When you copy the entries, keep every word exactly as it stands.

Material supplied.

=====

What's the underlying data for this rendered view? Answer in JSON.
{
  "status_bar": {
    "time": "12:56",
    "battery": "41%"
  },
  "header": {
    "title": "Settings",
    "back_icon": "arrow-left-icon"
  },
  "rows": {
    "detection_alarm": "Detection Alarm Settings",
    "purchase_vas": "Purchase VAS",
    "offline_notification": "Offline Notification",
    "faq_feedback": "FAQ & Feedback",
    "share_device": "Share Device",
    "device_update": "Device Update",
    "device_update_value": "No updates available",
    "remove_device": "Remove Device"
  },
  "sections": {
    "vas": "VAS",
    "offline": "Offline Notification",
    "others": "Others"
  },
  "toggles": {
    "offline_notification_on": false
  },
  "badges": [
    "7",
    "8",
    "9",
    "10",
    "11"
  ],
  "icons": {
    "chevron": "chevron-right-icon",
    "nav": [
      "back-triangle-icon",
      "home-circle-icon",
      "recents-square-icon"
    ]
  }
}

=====

Response for this exercise.
What's the underlying data for this rendered view? Answer in JSON.
{
  "status_bar": {
    "time": "12:56",
    "battery": "41%"
  },
  "header": {
    "title": "Settings",
    "back_icon": "arrow-left-icon"
  },
  "rows": {
    "detection_alarm": "Detection Alarm Settings",
    "purchase_vas": "Purchase VAS",
    "offline_notification": "Offline Notification",
    "faq_feedback": "FAQ & Feedback",
    "share_device": "Share Device",
    "device_update": "Device Update",
    "device_update_value": "No updates available",
    "remove_device": "Remove Device"
  },
  "sections": {
    "vas": "VAS",
    "offline": "Offline Notification",
    "others": "Others"
  },
  "toggles": {
    "offline_notification_on": false
  },
  "badges": [
    "7",
    "8",
    "9",
    "10",
    "11"
  ],
  "icons": {
    "chevron": "chevron-right-icon",
    "nav": [
      "back-triangle-icon",
      "home-circle-icon",
      "recents-square-icon"
    ]
  }
}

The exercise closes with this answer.